Helping North Dakota’s only food bank fight rural hunger

Published May 20, 2020

Putting food on the table. For the Health of America.

North Dakota’s only food bank, Great Plains Food Bank, serves more than 100,000 clients a year – in normal times. But when the COVID-19 pandemic began, these numbers quickly increased between 30 - 50%. Melissa Sobolik, head of the Great Plains Food Bank, says much needed support came from Blue Cross and Blue Shield of North Dakota at just the right time: initial emergency funding and then the nearly $30,000 needed to buy an entire truckload of food.

Millions of Americans are out of work and facing economic challenges, and many are turning to food banks for help feeding themselves and their families. Meanwhile food banks are struggling to manage steep declines in donations, rising prices for direct food purchases and a dwindling volunteer corps.

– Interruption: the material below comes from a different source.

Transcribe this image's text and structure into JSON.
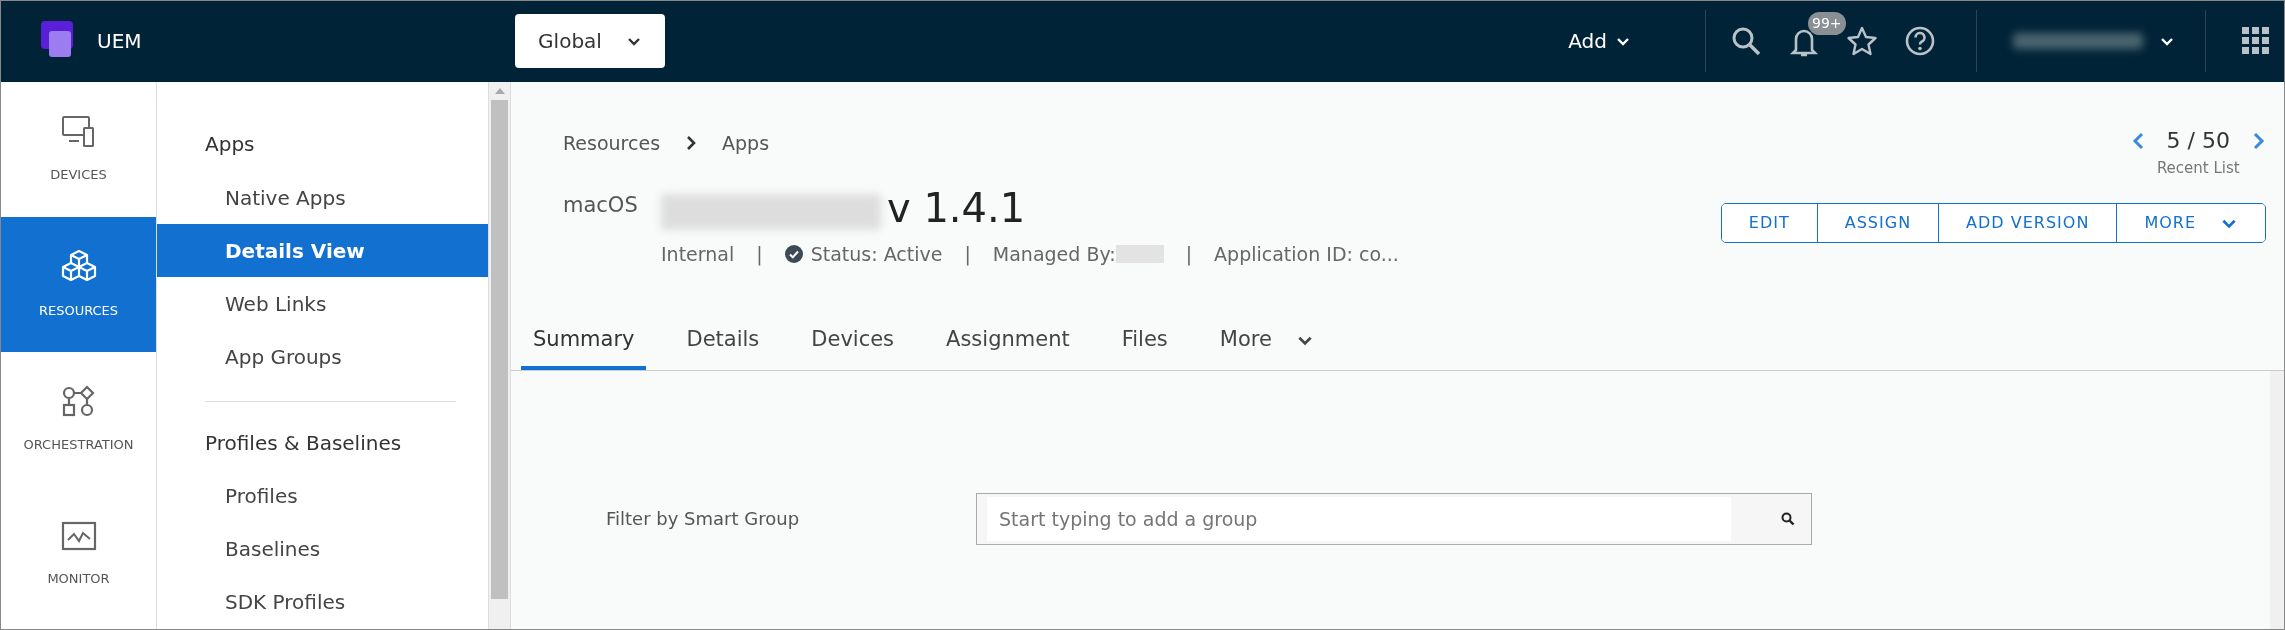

Rural Americans face another set of challenges. North Dakota, for instance, has lost more than 15% of grocery stores in small towns. North Dakotans in nearly two thirds of the state’s counties have to drive 10, 20 or more miles to access the nearest store. If money for gas is tight, families must make tough choices. 

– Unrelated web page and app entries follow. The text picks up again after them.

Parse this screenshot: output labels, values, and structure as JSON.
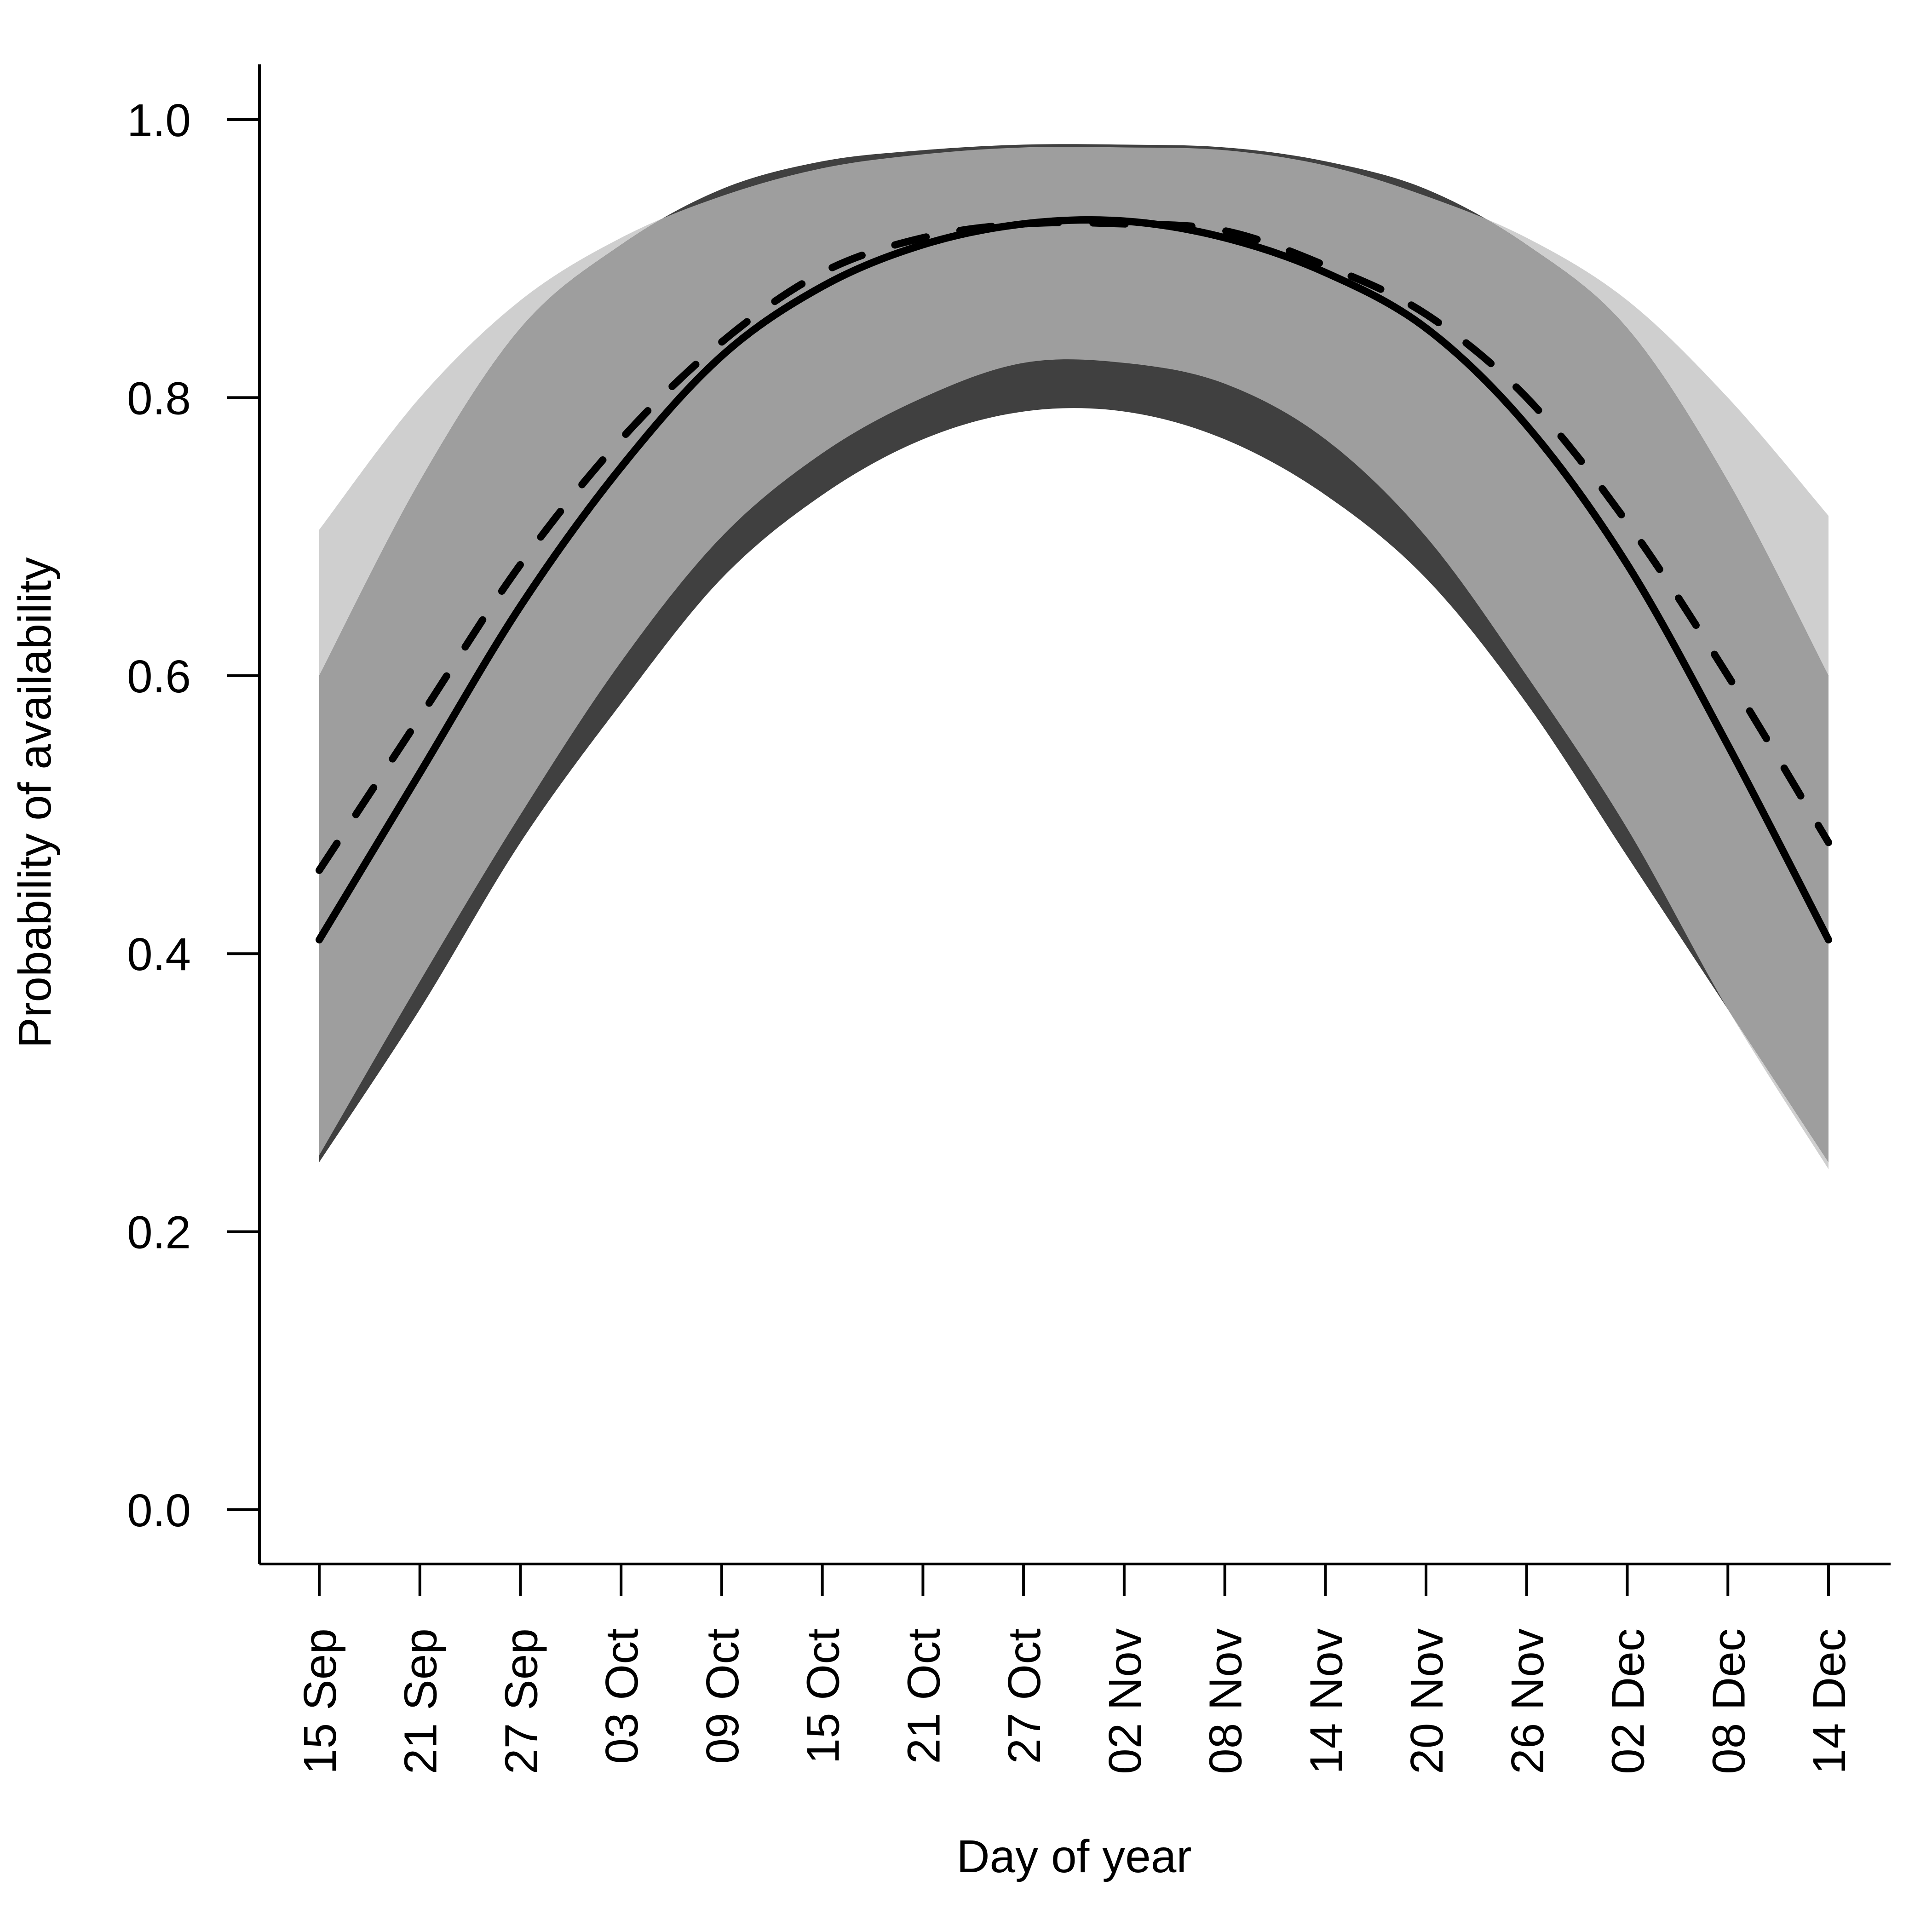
{
  "chart_data": {
    "type": "line",
    "title": "",
    "xlabel": "Day of year",
    "ylabel": "Probability of availability",
    "xlim": [
      0,
      90
    ],
    "ylim": [
      -0.04,
      1.04
    ],
    "grid": false,
    "legend": null,
    "x_ticks": [
      0,
      6,
      12,
      18,
      24,
      30,
      36,
      42,
      48,
      54,
      60,
      66,
      72,
      78,
      84,
      90
    ],
    "x_tick_labels": [
      "15 Sep",
      "21 Sep",
      "27 Sep",
      "03 Oct",
      "09 Oct",
      "15 Oct",
      "21 Oct",
      "27 Oct",
      "02 Nov",
      "08 Nov",
      "14 Nov",
      "20 Nov",
      "26 Nov",
      "02 Dec",
      "08 Dec",
      "14 Dec"
    ],
    "y_ticks": [
      0.0,
      0.2,
      0.4,
      0.6,
      0.8,
      1.0
    ],
    "y_tick_labels": [
      "0.0",
      "0.2",
      "0.4",
      "0.6",
      "0.8",
      "1.0"
    ],
    "x": [
      0,
      6,
      12,
      18,
      24,
      30,
      36,
      42,
      48,
      54,
      60,
      66,
      72,
      78,
      84,
      90
    ],
    "bands": [
      {
        "name": "interval-light",
        "color": "#cfcfcf",
        "lower": [
          0.255,
          0.38,
          0.5,
          0.61,
          0.7,
          0.76,
          0.8,
          0.825,
          0.825,
          0.81,
          0.77,
          0.7,
          0.6,
          0.49,
          0.36,
          0.245
        ],
        "upper": [
          0.705,
          0.8,
          0.87,
          0.915,
          0.945,
          0.965,
          0.975,
          0.98,
          0.98,
          0.978,
          0.967,
          0.945,
          0.915,
          0.87,
          0.8,
          0.715
        ]
      },
      {
        "name": "interval-dark",
        "color": "#404040",
        "lower": [
          0.25,
          0.36,
          0.48,
          0.58,
          0.67,
          0.73,
          0.77,
          0.79,
          0.79,
          0.77,
          0.73,
          0.67,
          0.58,
          0.47,
          0.36,
          0.25
        ],
        "upper": [
          0.6,
          0.74,
          0.85,
          0.91,
          0.95,
          0.97,
          0.978,
          0.982,
          0.982,
          0.98,
          0.97,
          0.95,
          0.91,
          0.85,
          0.74,
          0.6
        ]
      }
    ],
    "overlap_color": "#9e9e9e",
    "series": [
      {
        "name": "solid",
        "style": "solid",
        "color": "#000000",
        "values": [
          0.41,
          0.53,
          0.65,
          0.75,
          0.83,
          0.88,
          0.91,
          0.925,
          0.927,
          0.915,
          0.89,
          0.85,
          0.78,
          0.68,
          0.55,
          0.41
        ]
      },
      {
        "name": "dashed",
        "style": "dashed",
        "color": "#000000",
        "values": [
          0.46,
          0.57,
          0.68,
          0.77,
          0.84,
          0.89,
          0.915,
          0.925,
          0.925,
          0.92,
          0.895,
          0.86,
          0.8,
          0.71,
          0.6,
          0.48
        ]
      }
    ]
  }
}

Situations like these are playing out in rural communities across America. Blue Cross and Blue Shield companies are providing support in multiple ways, including financial assistance, hands on volunteering and repurposing mobile vans and campus cafeterias to feed those in need.

Learn more about how Blue Cross and Blue Shield of North Dakota is responding to the COVID-19 crisis. 

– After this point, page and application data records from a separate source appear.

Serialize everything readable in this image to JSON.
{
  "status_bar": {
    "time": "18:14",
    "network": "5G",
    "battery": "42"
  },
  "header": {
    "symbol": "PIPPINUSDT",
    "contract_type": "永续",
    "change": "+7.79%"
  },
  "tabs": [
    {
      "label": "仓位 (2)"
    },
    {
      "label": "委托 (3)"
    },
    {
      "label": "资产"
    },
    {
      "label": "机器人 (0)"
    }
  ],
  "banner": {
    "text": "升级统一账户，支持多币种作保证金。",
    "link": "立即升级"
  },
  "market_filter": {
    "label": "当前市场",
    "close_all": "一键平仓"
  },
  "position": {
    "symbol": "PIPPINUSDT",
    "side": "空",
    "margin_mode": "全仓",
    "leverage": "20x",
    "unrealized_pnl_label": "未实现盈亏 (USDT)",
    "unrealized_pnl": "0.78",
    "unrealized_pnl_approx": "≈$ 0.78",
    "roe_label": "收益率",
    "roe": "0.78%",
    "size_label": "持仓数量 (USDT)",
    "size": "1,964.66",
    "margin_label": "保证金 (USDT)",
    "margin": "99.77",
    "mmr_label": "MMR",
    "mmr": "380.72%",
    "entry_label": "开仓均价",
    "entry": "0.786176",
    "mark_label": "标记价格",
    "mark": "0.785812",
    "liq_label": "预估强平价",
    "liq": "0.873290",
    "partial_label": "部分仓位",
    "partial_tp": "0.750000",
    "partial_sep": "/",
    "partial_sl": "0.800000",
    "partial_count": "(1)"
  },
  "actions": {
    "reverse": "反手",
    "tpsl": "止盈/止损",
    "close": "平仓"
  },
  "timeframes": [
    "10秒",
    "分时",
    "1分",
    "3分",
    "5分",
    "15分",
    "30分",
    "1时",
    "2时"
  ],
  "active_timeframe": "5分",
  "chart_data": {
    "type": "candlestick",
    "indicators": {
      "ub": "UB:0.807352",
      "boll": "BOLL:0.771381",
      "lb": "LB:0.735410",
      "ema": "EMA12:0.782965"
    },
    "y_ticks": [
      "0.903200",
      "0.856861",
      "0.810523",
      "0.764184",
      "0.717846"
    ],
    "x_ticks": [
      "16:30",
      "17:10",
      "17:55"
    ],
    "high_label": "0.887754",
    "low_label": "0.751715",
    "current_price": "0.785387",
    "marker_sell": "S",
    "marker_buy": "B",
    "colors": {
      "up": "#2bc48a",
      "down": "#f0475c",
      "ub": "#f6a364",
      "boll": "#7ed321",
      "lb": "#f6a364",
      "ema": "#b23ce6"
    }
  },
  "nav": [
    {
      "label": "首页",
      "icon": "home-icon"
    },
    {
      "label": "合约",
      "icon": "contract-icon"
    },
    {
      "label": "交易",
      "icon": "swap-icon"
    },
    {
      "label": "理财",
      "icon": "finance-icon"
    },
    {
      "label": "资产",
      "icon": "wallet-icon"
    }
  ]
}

Learn more about the Blue Cross Blue Shield of North Dakota Caring Foundation, administered by Blue Cross Blue Shield of North Dakota.

Blue Cross and Blue Shield of North Dakota is a licensee of the Blue Cross Blue Shield Association, an association of independent, locally owned and operated Blue Cross and Blue Shield companies.

The Blue Cross Blue Shield Association is an association of 35 independent, locally operated Blue Cross and/or Blue Shield companies.